Task description - Each record is to be printed exactly as given, down to the last mark.

Material for this task -
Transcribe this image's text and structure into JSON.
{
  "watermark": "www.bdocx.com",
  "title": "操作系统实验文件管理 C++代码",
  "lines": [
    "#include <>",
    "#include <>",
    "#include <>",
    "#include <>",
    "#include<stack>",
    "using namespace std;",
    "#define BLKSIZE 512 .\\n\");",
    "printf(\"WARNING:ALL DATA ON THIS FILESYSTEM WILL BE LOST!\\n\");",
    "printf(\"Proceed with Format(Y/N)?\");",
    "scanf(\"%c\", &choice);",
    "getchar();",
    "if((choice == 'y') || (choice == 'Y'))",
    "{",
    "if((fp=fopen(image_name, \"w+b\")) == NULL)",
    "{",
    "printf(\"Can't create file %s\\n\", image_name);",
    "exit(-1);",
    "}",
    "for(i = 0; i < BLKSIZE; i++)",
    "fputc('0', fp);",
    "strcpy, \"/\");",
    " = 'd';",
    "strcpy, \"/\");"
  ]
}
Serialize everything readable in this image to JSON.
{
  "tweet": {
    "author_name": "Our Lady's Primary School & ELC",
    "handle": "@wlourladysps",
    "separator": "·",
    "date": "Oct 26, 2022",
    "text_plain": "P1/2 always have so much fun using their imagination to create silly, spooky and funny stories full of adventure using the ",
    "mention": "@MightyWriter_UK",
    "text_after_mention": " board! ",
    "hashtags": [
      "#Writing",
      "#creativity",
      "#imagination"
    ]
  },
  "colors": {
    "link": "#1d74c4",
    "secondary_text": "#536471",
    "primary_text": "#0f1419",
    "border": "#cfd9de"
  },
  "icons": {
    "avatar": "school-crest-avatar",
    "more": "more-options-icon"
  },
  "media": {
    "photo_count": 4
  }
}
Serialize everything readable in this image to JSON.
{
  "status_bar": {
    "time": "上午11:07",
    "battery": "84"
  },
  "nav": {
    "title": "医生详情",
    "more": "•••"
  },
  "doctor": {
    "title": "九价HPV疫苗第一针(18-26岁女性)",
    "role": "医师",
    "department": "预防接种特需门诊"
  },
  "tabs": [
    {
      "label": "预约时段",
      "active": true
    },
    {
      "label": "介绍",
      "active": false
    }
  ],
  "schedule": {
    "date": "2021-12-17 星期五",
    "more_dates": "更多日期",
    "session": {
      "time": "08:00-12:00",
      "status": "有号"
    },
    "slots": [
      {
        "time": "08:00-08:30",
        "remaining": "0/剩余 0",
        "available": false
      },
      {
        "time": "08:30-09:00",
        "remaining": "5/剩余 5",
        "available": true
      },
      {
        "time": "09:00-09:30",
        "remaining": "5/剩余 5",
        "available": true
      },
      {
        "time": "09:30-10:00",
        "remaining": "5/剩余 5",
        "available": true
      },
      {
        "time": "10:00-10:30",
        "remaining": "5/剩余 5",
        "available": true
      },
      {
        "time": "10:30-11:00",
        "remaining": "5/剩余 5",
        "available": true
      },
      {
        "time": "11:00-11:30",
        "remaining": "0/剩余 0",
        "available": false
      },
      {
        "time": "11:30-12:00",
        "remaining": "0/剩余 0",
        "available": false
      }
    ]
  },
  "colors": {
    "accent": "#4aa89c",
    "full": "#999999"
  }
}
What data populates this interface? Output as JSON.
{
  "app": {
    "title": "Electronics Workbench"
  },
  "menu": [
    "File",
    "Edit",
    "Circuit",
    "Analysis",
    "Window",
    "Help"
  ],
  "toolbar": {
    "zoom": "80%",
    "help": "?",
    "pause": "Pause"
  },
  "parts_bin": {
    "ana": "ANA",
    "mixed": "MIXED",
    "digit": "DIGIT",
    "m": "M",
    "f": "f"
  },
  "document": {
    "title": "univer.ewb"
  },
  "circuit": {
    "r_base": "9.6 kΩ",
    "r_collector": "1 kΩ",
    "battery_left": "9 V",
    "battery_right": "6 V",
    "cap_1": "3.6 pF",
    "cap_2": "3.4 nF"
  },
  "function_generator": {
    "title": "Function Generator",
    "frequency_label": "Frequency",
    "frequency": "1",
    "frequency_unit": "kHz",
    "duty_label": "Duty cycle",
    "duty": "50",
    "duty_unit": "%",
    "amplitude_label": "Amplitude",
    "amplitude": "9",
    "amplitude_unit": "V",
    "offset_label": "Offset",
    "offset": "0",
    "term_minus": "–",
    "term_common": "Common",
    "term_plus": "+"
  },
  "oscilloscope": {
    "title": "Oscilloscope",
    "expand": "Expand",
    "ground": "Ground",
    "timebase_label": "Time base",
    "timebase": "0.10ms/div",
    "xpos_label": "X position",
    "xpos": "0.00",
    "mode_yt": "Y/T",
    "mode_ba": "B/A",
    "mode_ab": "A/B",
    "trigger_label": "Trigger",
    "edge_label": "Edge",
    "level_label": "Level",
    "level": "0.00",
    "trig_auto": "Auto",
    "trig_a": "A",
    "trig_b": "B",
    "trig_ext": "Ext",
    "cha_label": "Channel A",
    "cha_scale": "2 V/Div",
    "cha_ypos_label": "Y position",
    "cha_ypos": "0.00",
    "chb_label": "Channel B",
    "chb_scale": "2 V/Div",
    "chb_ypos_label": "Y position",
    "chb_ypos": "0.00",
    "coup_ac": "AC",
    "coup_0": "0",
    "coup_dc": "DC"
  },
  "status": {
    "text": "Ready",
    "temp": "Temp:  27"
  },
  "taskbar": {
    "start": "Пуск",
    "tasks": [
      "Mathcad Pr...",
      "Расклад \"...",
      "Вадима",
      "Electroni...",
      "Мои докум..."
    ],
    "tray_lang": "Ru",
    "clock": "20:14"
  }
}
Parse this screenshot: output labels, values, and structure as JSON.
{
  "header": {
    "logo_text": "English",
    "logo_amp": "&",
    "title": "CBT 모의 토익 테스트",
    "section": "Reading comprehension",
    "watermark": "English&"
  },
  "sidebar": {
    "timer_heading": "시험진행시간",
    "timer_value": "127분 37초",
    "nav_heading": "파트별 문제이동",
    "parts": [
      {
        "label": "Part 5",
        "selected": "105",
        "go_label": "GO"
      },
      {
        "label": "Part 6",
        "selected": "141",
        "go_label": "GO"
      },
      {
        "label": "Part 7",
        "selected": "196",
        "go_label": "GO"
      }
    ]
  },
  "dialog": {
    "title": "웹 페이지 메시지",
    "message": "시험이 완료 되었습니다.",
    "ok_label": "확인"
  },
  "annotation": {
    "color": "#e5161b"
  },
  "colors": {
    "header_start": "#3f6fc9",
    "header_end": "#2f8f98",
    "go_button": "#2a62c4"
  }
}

Written solution -
Transcribe this image's text and structure into JSON.
{
  "watermark": "www.bdocx.com",
  "title": "操作系统实验文件管理 C++代码",
  "lines": [
    "#include <>",
    "#include <>",
    "#include <>",
    "#include <>",
    "#include<stack>",
    "using namespace std;",
    "#define BLKSIZE 512 .\\n\");",
    "printf(\"WARNING:ALL DATA ON THIS FILESYSTEM WILL BE LOST!\\n\");",
    "printf(\"Proceed with Format(Y/N)?\");",
    "scanf(\"%c\", &choice);",
    "getchar();",
    "if((choice == 'y') || (choice == 'Y'))",
    "{",
    "if((fp=fopen(image_name, \"w+b\")) == NULL)",
    "{",
    "printf(\"Can't create file %s\\n\", image_name);",
    "exit(-1);",
    "}",
    "for(i = 0; i < BLKSIZE; i++)",
    "fputc('0', fp);",
    "strcpy, \"/\");",
    " = 'd';",
    "strcpy, \"/\");"
  ]
}
Serialize everything readable in this image to JSON.
{
  "tweet": {
    "author_name": "Our Lady's Primary School & ELC",
    "handle": "@wlourladysps",
    "separator": "·",
    "date": "Oct 26, 2022",
    "text_plain": "P1/2 always have so much fun using their imagination to create silly, spooky and funny stories full of adventure using the ",
    "mention": "@MightyWriter_UK",
    "text_after_mention": " board! ",
    "hashtags": [
      "#Writing",
      "#creativity",
      "#imagination"
    ]
  },
  "colors": {
    "link": "#1d74c4",
    "secondary_text": "#536471",
    "primary_text": "#0f1419",
    "border": "#cfd9de"
  },
  "icons": {
    "avatar": "school-crest-avatar",
    "more": "more-options-icon"
  },
  "media": {
    "photo_count": 4
  }
}
Serialize everything readable in this image to JSON.
{
  "status_bar": {
    "time": "上午11:07",
    "battery": "84"
  },
  "nav": {
    "title": "医生详情",
    "more": "•••"
  },
  "doctor": {
    "title": "九价HPV疫苗第一针(18-26岁女性)",
    "role": "医师",
    "department": "预防接种特需门诊"
  },
  "tabs": [
    {
      "label": "预约时段",
      "active": true
    },
    {
      "label": "介绍",
      "active": false
    }
  ],
  "schedule": {
    "date": "2021-12-17 星期五",
    "more_dates": "更多日期",
    "session": {
      "time": "08:00-12:00",
      "status": "有号"
    },
    "slots": [
      {
        "time": "08:00-08:30",
        "remaining": "0/剩余 0",
        "available": false
      },
      {
        "time": "08:30-09:00",
        "remaining": "5/剩余 5",
        "available": true
      },
      {
        "time": "09:00-09:30",
        "remaining": "5/剩余 5",
        "available": true
      },
      {
        "time": "09:30-10:00",
        "remaining": "5/剩余 5",
        "available": true
      },
      {
        "time": "10:00-10:30",
        "remaining": "5/剩余 5",
        "available": true
      },
      {
        "time": "10:30-11:00",
        "remaining": "5/剩余 5",
        "available": true
      },
      {
        "time": "11:00-11:30",
        "remaining": "0/剩余 0",
        "available": false
      },
      {
        "time": "11:30-12:00",
        "remaining": "0/剩余 0",
        "available": false
      }
    ]
  },
  "colors": {
    "accent": "#4aa89c",
    "full": "#999999"
  }
}
What data populates this interface? Output as JSON.
{
  "app": {
    "title": "Electronics Workbench"
  },
  "menu": [
    "File",
    "Edit",
    "Circuit",
    "Analysis",
    "Window",
    "Help"
  ],
  "toolbar": {
    "zoom": "80%",
    "help": "?",
    "pause": "Pause"
  },
  "parts_bin": {
    "ana": "ANA",
    "mixed": "MIXED",
    "digit": "DIGIT",
    "m": "M",
    "f": "f"
  },
  "document": {
    "title": "univer.ewb"
  },
  "circuit": {
    "r_base": "9.6 kΩ",
    "r_collector": "1 kΩ",
    "battery_left": "9 V",
    "battery_right": "6 V",
    "cap_1": "3.6 pF",
    "cap_2": "3.4 nF"
  },
  "function_generator": {
    "title": "Function Generator",
    "frequency_label": "Frequency",
    "frequency": "1",
    "frequency_unit": "kHz",
    "duty_label": "Duty cycle",
    "duty": "50",
    "duty_unit": "%",
    "amplitude_label": "Amplitude",
    "amplitude": "9",
    "amplitude_unit": "V",
    "offset_label": "Offset",
    "offset": "0",
    "term_minus": "–",
    "term_common": "Common",
    "term_plus": "+"
  },
  "oscilloscope": {
    "title": "Oscilloscope",
    "expand": "Expand",
    "ground": "Ground",
    "timebase_label": "Time base",
    "timebase": "0.10ms/div",
    "xpos_label": "X position",
    "xpos": "0.00",
    "mode_yt": "Y/T",
    "mode_ba": "B/A",
    "mode_ab": "A/B",
    "trigger_label": "Trigger",
    "edge_label": "Edge",
    "level_label": "Level",
    "level": "0.00",
    "trig_auto": "Auto",
    "trig_a": "A",
    "trig_b": "B",
    "trig_ext": "Ext",
    "cha_label": "Channel A",
    "cha_scale": "2 V/Div",
    "cha_ypos_label": "Y position",
    "cha_ypos": "0.00",
    "chb_label": "Channel B",
    "chb_scale": "2 V/Div",
    "chb_ypos_label": "Y position",
    "chb_ypos": "0.00",
    "coup_ac": "AC",
    "coup_0": "0",
    "coup_dc": "DC"
  },
  "status": {
    "text": "Ready",
    "temp": "Temp:  27"
  },
  "taskbar": {
    "start": "Пуск",
    "tasks": [
      "Mathcad Pr...",
      "Расклад \"...",
      "Вадима",
      "Electroni...",
      "Мои докум..."
    ],
    "tray_lang": "Ru",
    "clock": "20:14"
  }
}
Parse this screenshot: output labels, values, and structure as JSON.
{
  "header": {
    "logo_text": "English",
    "logo_amp": "&",
    "title": "CBT 모의 토익 테스트",
    "section": "Reading comprehension",
    "watermark": "English&"
  },
  "sidebar": {
    "timer_heading": "시험진행시간",
    "timer_value": "127분 37초",
    "nav_heading": "파트별 문제이동",
    "parts": [
      {
        "label": "Part 5",
        "selected": "105",
        "go_label": "GO"
      },
      {
        "label": "Part 6",
        "selected": "141",
        "go_label": "GO"
      },
      {
        "label": "Part 7",
        "selected": "196",
        "go_label": "GO"
      }
    ]
  },
  "dialog": {
    "title": "웹 페이지 메시지",
    "message": "시험이 완료 되었습니다.",
    "ok_label": "확인"
  },
  "annotation": {
    "color": "#e5161b"
  },
  "colors": {
    "header_start": "#3f6fc9",
    "header_end": "#2f8f98",
    "go_button": "#2a62c4"
  }
}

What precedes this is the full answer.